[Opening DATA FOR THIS TASK section]

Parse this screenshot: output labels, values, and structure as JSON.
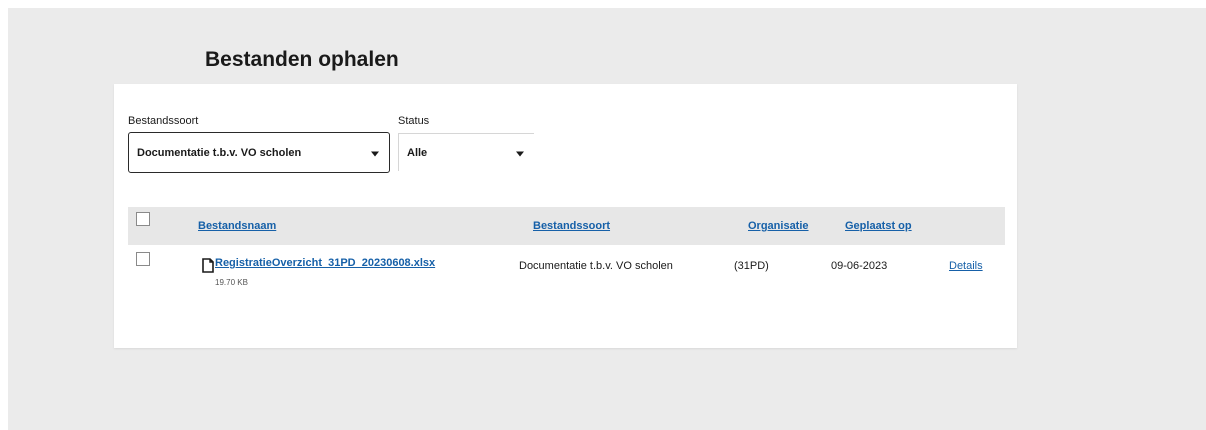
{
  "page": {
    "title": "Bestanden ophalen"
  },
  "filters": {
    "type_label": "Bestandssoort",
    "type_value": "Documentatie t.b.v. VO scholen",
    "status_label": "Status",
    "status_value": "Alle"
  },
  "table": {
    "columns": {
      "name": "Bestandsnaam",
      "type": "Bestandssoort",
      "organisation": "Organisatie",
      "placed_on": "Geplaatst op"
    },
    "rows": [
      {
        "file_name": "RegistratieOverzicht_31PD_20230608.xlsx",
        "file_size": "19.70 KB",
        "type": "Documentatie t.b.v. VO scholen",
        "organisation": "(31PD)",
        "placed_on": "09-06-2023",
        "details_label": "Details"
      }
    ]
  },
  "icons": {
    "file": "file-icon",
    "caret": "chevron-down-icon"
  },
  "colors": {
    "link": "#1660a8",
    "header_bg": "#e7e7e7",
    "page_bg": "#ebebeb"
  }
}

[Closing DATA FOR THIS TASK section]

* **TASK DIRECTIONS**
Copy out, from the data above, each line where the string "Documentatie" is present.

* **SOLUTION TO THIS PROBLEM**
    "type_value": "Documentatie t.b.v. VO scholen",
        "type": "Documentatie t.b.v. VO scholen",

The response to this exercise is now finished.